On top of the gloom and doom surrounding Wall Street, AusTender contract data now seems likely to confirm we’re in the midst of a significant downturn in the Federal Government ICT market.
Intermedium’s preliminary data analysis shows Federal Government spending on ICT could have been cut by almost $1 billion in the year to June, compared with 2006-07.
While there may be no “official” spending freeze in place, the cumulative effects of the Rudd Government’s decision to apply an additional 2% efficiency dividend, together with major policy and program reviews appear to have effectively slashed ICT activity in the Federal market by almost a quarter.
This artificially induced cutback may have serious consequences for both the Australian ICT industry and the wider economy, if the impact of the current US credit crisis widens.
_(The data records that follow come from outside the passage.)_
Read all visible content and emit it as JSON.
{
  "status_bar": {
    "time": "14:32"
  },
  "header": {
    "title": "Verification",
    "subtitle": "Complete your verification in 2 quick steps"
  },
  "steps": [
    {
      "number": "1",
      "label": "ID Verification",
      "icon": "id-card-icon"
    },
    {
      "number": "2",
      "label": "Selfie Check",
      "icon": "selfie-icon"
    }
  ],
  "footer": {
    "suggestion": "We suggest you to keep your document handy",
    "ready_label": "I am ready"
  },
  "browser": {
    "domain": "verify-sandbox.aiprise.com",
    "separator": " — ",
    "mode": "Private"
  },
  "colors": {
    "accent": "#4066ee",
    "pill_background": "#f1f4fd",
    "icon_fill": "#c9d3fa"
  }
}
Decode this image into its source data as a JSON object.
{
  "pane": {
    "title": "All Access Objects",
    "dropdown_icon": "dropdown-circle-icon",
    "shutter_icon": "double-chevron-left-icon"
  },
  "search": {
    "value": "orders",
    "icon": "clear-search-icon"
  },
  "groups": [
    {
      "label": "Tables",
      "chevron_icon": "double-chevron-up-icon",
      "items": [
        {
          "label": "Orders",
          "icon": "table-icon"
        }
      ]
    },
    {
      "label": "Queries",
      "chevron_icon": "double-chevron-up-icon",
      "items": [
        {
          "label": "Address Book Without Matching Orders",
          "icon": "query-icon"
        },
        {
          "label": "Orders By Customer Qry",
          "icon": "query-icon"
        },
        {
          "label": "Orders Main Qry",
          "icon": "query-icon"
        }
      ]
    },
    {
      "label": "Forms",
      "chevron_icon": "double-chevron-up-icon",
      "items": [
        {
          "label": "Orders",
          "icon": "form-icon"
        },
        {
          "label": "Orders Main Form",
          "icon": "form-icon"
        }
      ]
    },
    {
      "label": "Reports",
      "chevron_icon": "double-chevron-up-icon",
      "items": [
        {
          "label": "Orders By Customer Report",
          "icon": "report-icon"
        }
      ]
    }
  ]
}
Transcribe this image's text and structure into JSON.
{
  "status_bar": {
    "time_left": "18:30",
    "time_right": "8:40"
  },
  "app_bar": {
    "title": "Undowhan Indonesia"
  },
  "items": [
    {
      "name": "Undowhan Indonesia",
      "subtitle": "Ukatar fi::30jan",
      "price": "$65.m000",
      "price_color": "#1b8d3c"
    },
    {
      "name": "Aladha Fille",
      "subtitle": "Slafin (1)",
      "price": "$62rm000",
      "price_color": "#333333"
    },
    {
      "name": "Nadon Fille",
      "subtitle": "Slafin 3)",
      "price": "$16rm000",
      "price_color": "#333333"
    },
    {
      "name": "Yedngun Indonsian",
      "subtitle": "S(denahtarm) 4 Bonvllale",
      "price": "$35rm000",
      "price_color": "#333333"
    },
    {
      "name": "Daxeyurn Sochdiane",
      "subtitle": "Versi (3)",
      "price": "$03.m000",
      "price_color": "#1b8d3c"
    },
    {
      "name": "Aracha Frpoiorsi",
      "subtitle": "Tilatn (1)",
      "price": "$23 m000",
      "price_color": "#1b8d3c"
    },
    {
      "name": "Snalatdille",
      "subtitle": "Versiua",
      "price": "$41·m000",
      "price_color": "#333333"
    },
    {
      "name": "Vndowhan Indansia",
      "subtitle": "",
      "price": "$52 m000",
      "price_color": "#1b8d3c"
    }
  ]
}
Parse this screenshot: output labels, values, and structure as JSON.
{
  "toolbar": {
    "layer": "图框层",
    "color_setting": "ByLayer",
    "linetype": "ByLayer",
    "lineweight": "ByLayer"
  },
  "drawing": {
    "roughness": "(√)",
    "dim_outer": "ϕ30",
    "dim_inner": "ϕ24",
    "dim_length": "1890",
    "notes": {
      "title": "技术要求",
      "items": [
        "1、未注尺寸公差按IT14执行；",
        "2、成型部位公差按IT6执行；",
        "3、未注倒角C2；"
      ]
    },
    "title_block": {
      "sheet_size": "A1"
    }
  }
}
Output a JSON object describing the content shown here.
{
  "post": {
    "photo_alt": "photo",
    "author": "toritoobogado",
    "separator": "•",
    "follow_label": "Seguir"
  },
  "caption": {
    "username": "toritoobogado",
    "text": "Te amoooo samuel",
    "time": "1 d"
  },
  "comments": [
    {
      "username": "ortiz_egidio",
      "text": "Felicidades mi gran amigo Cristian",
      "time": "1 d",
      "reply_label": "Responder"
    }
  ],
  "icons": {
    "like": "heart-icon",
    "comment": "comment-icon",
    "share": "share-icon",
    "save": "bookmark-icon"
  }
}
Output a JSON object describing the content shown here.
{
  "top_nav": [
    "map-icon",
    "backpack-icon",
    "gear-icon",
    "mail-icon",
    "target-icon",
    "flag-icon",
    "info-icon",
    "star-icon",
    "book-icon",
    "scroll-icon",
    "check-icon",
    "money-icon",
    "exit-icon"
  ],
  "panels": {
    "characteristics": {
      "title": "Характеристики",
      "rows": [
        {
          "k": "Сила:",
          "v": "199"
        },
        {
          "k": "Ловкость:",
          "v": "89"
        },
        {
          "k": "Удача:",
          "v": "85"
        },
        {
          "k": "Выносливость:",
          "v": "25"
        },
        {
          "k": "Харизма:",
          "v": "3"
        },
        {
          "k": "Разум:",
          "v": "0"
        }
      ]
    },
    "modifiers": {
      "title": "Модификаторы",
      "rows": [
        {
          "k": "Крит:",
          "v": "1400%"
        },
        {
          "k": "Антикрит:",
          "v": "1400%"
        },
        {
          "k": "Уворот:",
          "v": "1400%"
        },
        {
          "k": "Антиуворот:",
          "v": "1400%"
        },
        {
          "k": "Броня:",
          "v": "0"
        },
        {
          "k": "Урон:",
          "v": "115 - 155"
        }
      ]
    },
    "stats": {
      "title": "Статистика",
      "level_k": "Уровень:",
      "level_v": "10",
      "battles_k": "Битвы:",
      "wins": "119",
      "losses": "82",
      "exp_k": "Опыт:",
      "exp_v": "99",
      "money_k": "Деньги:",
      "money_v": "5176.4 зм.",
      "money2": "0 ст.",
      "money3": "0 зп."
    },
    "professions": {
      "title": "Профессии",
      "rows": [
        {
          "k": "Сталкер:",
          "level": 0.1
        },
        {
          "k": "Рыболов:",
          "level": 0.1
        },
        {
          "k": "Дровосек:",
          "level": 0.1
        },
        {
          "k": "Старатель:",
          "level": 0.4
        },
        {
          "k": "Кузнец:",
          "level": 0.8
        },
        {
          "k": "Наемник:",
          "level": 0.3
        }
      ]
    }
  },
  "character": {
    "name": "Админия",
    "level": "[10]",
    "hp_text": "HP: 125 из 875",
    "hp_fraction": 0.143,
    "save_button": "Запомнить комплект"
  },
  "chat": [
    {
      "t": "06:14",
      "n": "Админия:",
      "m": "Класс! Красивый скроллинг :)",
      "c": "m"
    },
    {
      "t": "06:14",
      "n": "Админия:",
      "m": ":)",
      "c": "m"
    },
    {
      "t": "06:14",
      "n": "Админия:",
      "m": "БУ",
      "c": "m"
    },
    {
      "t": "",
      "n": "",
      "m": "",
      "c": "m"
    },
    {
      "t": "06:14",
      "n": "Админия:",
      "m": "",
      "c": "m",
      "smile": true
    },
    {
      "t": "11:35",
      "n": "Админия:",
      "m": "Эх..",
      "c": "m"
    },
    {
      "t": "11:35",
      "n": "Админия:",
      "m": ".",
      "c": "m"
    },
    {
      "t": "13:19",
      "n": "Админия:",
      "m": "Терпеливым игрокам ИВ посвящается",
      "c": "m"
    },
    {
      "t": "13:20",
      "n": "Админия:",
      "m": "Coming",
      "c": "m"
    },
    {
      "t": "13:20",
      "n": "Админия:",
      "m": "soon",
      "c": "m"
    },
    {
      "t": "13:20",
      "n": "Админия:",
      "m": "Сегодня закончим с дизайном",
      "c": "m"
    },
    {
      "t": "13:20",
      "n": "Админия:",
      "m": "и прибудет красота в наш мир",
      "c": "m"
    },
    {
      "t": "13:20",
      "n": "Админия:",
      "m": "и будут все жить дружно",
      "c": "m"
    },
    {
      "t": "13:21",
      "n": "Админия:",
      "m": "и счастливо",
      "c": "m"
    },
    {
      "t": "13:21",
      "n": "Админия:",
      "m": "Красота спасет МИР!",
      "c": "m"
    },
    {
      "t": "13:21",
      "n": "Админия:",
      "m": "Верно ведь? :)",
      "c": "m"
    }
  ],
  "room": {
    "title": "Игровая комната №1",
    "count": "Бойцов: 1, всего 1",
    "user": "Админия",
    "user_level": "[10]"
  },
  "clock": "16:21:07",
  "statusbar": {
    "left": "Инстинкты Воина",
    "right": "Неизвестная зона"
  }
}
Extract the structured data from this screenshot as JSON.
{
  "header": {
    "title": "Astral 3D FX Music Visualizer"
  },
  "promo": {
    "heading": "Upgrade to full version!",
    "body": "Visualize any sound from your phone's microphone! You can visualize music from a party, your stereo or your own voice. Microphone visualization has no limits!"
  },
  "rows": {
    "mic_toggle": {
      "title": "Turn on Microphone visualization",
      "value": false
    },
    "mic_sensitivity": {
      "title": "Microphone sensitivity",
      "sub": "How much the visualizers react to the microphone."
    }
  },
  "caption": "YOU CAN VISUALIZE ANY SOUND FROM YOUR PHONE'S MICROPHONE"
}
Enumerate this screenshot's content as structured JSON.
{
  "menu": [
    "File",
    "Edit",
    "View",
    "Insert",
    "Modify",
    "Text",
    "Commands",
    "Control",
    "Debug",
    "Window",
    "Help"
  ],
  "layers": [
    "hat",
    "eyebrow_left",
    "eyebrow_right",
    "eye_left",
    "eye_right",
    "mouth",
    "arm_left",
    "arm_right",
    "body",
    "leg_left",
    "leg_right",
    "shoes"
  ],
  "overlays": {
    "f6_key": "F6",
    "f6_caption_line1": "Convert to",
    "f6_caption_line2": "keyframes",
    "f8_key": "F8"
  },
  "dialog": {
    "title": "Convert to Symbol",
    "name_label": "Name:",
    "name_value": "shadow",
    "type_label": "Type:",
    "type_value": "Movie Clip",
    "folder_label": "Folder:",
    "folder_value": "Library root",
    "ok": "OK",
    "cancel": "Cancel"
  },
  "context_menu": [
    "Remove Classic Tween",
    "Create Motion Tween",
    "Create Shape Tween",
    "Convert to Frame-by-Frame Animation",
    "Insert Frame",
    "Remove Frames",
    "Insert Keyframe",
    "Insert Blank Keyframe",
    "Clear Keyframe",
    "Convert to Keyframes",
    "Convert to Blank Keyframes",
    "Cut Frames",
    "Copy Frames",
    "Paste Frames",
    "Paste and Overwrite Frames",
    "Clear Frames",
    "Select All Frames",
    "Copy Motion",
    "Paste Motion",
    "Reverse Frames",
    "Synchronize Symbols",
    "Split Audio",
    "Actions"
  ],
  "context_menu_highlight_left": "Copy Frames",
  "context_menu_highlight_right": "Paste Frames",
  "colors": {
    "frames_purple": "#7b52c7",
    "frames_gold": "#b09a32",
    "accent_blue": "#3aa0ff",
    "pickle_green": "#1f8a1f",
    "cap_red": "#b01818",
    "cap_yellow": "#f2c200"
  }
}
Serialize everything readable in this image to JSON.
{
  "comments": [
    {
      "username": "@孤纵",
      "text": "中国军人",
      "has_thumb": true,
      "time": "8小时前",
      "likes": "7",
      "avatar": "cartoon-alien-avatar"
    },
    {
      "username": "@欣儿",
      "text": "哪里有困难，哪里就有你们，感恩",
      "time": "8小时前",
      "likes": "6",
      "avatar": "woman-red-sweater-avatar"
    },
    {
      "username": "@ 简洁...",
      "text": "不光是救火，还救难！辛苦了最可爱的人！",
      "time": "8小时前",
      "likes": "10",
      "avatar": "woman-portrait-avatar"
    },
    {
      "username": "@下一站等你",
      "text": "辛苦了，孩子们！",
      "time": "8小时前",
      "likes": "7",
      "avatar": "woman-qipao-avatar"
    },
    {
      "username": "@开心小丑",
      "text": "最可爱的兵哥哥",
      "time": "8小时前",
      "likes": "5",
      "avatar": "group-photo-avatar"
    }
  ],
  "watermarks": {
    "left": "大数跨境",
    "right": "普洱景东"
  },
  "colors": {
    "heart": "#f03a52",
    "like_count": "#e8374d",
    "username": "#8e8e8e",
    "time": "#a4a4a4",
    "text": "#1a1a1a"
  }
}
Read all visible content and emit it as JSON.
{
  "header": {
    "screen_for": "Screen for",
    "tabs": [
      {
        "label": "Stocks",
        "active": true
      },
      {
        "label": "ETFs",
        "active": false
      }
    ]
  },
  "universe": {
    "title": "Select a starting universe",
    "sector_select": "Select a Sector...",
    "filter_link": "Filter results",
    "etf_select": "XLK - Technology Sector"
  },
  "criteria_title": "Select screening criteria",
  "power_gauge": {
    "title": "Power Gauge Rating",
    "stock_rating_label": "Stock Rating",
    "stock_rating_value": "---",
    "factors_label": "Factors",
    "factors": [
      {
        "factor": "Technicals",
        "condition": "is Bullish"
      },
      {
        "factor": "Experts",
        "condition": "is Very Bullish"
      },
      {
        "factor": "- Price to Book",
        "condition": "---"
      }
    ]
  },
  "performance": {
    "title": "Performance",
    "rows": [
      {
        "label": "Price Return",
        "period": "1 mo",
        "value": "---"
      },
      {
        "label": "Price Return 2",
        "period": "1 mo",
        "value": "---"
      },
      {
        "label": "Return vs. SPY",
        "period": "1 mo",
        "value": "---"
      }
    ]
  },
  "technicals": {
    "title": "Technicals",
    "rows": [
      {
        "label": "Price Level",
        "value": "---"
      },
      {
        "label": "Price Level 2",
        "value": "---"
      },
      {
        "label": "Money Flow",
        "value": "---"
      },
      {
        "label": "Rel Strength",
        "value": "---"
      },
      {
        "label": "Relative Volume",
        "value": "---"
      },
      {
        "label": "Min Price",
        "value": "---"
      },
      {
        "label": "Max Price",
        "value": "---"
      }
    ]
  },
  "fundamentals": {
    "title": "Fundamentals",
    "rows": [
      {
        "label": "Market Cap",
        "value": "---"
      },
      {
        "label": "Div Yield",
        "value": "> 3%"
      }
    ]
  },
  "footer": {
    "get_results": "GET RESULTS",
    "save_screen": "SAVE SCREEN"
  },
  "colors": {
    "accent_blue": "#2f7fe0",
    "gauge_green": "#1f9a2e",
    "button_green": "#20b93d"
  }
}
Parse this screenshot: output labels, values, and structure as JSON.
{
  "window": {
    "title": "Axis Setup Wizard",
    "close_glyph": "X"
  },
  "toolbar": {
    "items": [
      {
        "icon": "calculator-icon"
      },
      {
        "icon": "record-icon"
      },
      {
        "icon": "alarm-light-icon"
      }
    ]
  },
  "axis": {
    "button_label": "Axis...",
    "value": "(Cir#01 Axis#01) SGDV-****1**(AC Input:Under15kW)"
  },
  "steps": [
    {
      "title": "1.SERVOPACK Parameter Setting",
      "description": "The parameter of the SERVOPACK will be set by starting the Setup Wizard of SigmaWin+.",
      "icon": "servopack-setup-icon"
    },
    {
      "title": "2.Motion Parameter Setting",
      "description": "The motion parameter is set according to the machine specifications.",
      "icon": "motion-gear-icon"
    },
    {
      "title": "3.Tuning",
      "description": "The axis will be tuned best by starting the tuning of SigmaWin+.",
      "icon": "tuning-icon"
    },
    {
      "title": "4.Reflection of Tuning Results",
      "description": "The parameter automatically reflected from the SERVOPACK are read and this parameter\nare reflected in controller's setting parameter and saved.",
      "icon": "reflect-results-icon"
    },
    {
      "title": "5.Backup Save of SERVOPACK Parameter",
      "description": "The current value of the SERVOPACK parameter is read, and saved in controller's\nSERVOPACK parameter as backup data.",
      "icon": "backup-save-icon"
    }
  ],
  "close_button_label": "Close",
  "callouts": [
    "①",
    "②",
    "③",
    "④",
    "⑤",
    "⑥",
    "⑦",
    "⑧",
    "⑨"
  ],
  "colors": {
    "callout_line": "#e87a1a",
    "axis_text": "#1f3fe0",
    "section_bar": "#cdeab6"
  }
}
Equally importantly, delivery of government services might be compromised if the cuts have affected essential ICT investment programs or the availability of skilled resources.
Throughout the last 12 months, Intermedium has received anecdotal evidence from clients that there has been a decline in the amount of ICT business in the Federal Government market. Intermedium’s preliminary contracts data seems to support this.
Government markets are often unaffected by general economic conditions. At times they continue almost unchanged while other sectors slow. Government markets may even be counter-cyclical, growing during periods of market downturn as governments attempt to “pump prime” the broader economy.
The current slowdown in the Federal ICT market is not due to the wider economic downturn; it is simply a co-incidence that Government policies have impacted at the same time as the downturn. Even before the economy slowed, Government ICT spending slowed as agencies took a conservative approach to procurement in the lead-up to the Federal election. As the Australian economy began to slow earlier this year, the impact of a number of Government measures began to bite in the ICT market.
Since the election of the Rudd Government, a series of measures have contributed to a slowdown in activity continuing.
- Increase in the productivity dividend meant agencies had less money to spend
- Cuts to spending were made in the May budget
- Agencies deferred some purchases awaiting the outcome of several reviews (Gershon, Mortimer)
- A moratorium was imposed on major contracts for certain “commodity” items, such as desktops and office machines.
While final figures are not yet available, evidence suggests the total value of ICT contracts has fallen, and the number of contracts is also down.